While the two aforementioned 'Criteria for Certification' requirements were expected as they were announced earlier in the year, it is important to note that meeting the certification requirements does not automatically mean that the Eligible Persons will be entitled to the carried interest tax concession. Under the Amendment Ordinance, the Commissioner of the IRD is entitled to conduct an "adequacy test" on the Local Substance requirements (i.e. the second limb of the 'Criteria for Certification') in addition to the HKMA's certification. This gives the IRD a discretionary power to dis-apply the carried interest tax concession. At present, no guidance has been issued by IRD on the "adequacy test" but it is expected that the IRD will consider the facts of each case and, where necessary, request Eligible Persons to supply further information and documents. As we approach upcoming tax-year ends and the Amendment Ordinance is put into play, we may expect to see examples of the IRD exercising its discretionary power and/or the IRD issuing further directives on the details and parameters that it will consider when assessing an applicant's eligibility to claim the carried interest tax concessions.
1) For further information, please refer to Dechert OnPoint, Hong Kong’s 0% Tax Concession for Carried Interest.
2) "qualifying persons" is defined in section 4(3) of Schedule 16D to the Inland Revenue Ordinance (Chapter 112 of the Laws of Hong Kong)("IRO"), and includes corporations licensed by the Securities and Futures Commission to conduct regulated activities in Hong Kong.
3) "qualifying employees" is defined in section 8(4) of Schedule 16D to the IRO and includes the employees of "qualifying persons".
4) "investment management services" is defined in Schedule 16D to the IRO.
5) The Guideline is available here.
6) As defined in Schedule 16C to the IRO.
7) As defined in section 20AO(4) of the IRO.
8) As defined in section 20AO(4) of the IRO.
9) As defined in section 2 of the IRO.
10) As defined in section 2 of the IRO.

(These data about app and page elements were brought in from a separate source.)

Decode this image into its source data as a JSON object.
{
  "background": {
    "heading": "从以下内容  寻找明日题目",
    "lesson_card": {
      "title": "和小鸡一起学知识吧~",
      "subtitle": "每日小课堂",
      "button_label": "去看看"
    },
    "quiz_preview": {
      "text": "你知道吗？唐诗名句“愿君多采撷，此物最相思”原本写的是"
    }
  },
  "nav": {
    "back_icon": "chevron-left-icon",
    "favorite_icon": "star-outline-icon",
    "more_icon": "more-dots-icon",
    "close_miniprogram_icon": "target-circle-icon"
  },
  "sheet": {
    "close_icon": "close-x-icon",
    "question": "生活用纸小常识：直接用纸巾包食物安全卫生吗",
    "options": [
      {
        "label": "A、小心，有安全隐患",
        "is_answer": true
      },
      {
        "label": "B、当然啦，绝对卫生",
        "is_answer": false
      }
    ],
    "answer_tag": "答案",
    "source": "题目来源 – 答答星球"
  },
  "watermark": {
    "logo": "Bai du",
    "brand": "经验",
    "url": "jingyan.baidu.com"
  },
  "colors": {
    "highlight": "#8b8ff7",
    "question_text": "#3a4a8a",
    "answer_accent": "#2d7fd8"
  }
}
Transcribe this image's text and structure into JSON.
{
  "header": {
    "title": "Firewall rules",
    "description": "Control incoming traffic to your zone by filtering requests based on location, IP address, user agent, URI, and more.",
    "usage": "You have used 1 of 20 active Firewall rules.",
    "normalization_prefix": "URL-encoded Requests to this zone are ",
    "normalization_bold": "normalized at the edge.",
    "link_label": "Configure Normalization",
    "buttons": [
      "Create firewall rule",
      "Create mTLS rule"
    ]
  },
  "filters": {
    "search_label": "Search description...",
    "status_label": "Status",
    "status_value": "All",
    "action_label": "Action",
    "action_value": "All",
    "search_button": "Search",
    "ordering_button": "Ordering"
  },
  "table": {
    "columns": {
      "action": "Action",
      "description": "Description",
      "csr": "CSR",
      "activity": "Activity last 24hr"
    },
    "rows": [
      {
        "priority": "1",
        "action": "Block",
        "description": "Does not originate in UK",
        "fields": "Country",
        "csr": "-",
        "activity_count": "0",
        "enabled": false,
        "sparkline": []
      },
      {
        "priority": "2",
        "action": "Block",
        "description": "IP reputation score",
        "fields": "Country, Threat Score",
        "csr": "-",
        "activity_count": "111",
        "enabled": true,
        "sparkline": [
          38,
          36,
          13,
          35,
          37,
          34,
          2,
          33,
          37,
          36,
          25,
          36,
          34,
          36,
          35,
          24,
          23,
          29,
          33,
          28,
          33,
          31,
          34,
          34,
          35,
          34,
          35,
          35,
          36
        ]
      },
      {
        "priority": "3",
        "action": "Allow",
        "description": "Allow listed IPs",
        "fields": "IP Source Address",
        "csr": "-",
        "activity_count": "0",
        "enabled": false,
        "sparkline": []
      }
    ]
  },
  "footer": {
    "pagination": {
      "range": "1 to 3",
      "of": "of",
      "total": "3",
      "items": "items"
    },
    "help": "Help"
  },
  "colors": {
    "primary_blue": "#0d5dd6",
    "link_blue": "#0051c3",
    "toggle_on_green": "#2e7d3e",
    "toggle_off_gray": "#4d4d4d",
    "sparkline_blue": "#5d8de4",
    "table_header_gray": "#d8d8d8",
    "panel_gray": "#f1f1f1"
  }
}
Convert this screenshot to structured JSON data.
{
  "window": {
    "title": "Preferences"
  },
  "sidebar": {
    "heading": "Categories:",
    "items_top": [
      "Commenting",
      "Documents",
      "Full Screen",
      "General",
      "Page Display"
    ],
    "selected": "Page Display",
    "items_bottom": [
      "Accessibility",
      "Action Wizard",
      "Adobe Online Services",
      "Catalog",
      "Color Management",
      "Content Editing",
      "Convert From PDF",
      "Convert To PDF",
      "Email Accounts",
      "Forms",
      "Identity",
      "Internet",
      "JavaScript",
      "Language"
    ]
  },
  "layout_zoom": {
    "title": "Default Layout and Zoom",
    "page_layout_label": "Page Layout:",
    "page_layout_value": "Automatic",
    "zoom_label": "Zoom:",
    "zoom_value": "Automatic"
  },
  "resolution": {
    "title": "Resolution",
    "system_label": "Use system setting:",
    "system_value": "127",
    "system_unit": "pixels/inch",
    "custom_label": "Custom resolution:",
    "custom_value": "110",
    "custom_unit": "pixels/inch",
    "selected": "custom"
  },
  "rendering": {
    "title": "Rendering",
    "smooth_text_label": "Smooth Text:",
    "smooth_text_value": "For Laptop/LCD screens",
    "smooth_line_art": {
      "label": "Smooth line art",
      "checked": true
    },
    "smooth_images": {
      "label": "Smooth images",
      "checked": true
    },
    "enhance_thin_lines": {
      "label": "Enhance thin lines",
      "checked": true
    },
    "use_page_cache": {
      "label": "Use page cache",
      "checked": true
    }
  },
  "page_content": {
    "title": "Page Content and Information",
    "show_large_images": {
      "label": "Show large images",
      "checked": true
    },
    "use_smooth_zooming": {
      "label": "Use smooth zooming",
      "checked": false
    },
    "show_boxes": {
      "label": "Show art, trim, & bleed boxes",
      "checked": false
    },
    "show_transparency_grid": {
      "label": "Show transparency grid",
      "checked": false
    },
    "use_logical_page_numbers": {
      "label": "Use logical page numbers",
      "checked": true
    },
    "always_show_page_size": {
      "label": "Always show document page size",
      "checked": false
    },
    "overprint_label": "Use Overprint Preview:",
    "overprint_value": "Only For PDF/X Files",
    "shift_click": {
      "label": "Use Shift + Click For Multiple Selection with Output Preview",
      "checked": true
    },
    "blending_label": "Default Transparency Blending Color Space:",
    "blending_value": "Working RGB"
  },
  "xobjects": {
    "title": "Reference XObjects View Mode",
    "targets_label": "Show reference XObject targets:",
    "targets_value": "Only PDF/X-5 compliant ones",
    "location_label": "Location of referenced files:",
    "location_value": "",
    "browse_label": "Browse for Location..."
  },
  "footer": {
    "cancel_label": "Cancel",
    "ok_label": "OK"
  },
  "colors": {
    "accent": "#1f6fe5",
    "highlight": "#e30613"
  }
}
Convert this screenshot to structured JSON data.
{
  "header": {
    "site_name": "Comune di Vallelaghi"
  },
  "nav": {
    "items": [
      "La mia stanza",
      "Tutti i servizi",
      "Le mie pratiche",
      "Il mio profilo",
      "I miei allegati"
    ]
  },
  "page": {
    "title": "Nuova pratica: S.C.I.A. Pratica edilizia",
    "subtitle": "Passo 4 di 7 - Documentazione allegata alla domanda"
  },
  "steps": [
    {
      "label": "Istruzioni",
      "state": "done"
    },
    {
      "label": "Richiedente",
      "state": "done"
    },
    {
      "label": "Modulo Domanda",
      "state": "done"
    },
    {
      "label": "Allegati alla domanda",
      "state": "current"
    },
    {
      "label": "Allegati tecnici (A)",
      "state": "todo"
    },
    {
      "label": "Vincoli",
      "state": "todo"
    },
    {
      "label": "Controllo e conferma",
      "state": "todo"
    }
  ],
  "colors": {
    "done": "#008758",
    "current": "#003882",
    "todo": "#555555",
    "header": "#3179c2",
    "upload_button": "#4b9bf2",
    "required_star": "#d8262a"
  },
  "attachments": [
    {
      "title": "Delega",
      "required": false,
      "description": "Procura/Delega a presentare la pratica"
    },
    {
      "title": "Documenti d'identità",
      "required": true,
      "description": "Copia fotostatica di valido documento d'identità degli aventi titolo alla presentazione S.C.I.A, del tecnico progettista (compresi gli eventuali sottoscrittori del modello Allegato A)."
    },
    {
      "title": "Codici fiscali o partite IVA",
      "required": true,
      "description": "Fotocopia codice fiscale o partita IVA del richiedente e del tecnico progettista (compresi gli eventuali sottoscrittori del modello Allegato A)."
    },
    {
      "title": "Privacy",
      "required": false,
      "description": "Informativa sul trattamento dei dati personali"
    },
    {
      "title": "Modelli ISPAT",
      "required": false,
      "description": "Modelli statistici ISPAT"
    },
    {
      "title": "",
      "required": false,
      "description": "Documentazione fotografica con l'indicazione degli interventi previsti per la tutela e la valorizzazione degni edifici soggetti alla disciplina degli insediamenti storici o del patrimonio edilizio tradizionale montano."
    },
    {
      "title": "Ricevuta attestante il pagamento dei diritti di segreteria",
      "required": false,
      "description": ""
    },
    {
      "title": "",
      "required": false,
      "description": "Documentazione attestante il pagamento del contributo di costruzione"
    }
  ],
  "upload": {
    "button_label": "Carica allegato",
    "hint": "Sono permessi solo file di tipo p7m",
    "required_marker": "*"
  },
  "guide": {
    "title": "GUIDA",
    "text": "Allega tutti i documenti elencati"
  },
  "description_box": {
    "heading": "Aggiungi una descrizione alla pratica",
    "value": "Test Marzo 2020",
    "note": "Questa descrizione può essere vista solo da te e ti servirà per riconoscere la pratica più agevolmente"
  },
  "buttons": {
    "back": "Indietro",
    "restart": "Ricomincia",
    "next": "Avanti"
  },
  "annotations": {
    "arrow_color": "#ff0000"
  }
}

11) The HKMA also offers an optional pre-application screening to funds which are unsure of whether they are able to meet the criteria for certification. Applicants can apply for pre-application screening before carried interest is received, but the results of any pre-application screening will not serve as a certification.